But we have to create it now.
Urban areas could more than triple between 2015 and 2050, and the construction of new cities will require large quantities of raw materials such as sand, metals and wood; the acquisition of which will transform ecosystems around the world. If humanity continues to build cities in the same way it has over the last century – low density, high energy and material consumption – it will need more raw materials than what the planet can sustainably provide. And this only to build the cities of tomorrow, not even to supply them with electricity.
Globally, urban land expansion is a leading driver of habitat and biodiversity loss. Increasing fragmentation of remaining non-urban land interrupts wildlife and ecological zones and increases the risk of fire, pests and disease. And climate migrants in the Global South move from rural areas to big cities far more often than cross international borders.
Emerging threats may even arise as trade-offs between our efforts to mitigate environmental challenges with energy-efficient technologies, such as LEDs, which contribute to light pollution and negatively impact nocturnal species.
Our proposal for a new global urban science advisory system would prevent the urban challenge from being rendered invisible in current thinking about the climate crisis. To ensure the management of this body, we suggest following the successful structure of the Committee for Development Policy which advises the UN Economic and Social Council and which, although composed of only 24 people, has provided valuable advice since 1965 The committees are appointed in a personal capacity by the UN Secretary-General and serve for a period of three years.
Academic and political circles have too often failed to associate science with urban management. We may know the cumulative impacts of cities on the environment, but we need to dig deeper to understand what is really happening in these cities to make them the primary cause of our planetary crisis. The new body should combine the arithmetic knowledge of complex systems with the practical knowledge of governance reform – and connect the people who work on cities with those who manage them, thereby generating new thinking about system change between international political networks and the cities in question.

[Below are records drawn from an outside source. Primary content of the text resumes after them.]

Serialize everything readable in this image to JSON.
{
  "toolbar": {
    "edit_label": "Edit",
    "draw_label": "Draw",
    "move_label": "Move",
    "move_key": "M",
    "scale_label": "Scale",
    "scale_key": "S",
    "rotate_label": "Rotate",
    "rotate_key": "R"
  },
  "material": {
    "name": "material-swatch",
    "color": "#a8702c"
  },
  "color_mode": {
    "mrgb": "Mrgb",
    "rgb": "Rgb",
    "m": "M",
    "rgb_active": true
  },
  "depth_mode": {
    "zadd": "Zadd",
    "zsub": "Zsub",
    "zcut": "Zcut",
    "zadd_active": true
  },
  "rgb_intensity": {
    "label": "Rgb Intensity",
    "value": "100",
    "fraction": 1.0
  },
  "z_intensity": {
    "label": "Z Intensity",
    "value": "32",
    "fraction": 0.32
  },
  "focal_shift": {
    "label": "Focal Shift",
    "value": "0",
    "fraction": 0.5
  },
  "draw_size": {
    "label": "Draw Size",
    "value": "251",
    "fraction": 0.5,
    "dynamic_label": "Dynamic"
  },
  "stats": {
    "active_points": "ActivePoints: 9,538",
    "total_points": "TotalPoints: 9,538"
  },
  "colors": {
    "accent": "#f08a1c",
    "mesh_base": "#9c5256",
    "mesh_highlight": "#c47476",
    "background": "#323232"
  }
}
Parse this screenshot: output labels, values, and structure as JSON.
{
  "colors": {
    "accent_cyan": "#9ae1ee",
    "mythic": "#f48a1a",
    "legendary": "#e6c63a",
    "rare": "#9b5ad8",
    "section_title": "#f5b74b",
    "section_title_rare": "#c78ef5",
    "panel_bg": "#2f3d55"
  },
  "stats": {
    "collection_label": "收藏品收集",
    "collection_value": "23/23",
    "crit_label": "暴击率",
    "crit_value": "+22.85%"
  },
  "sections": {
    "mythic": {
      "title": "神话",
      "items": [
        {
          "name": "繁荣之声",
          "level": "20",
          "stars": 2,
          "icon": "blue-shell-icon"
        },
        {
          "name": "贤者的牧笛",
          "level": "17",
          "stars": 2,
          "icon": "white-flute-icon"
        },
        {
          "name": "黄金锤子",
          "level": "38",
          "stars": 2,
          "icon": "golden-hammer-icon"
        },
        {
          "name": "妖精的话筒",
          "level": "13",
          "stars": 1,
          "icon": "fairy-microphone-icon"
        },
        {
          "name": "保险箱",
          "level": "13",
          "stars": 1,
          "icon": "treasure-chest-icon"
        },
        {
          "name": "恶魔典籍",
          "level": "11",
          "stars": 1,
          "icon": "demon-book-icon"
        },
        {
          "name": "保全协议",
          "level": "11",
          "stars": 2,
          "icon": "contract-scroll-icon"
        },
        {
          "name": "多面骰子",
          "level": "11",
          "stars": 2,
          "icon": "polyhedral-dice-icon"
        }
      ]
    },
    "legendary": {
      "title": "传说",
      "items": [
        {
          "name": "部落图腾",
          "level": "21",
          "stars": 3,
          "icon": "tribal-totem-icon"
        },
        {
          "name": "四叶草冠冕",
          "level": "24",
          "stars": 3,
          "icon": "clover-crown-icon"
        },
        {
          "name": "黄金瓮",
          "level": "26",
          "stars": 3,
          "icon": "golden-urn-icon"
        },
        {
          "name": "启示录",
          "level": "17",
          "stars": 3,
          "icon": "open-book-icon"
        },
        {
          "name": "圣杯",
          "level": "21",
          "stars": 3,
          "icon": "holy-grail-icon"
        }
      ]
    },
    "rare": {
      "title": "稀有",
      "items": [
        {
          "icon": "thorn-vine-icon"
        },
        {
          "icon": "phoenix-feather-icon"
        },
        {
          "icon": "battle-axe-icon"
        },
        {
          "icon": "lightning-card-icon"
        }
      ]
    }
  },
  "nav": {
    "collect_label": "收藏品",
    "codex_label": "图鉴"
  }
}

The IPCC has already commissioned a special report on climate change and cities by 2024. This is not enough. Now is the time for international political systems to combine climate science with urban expertise to develop solutions to the civilizational threats of the 21st century.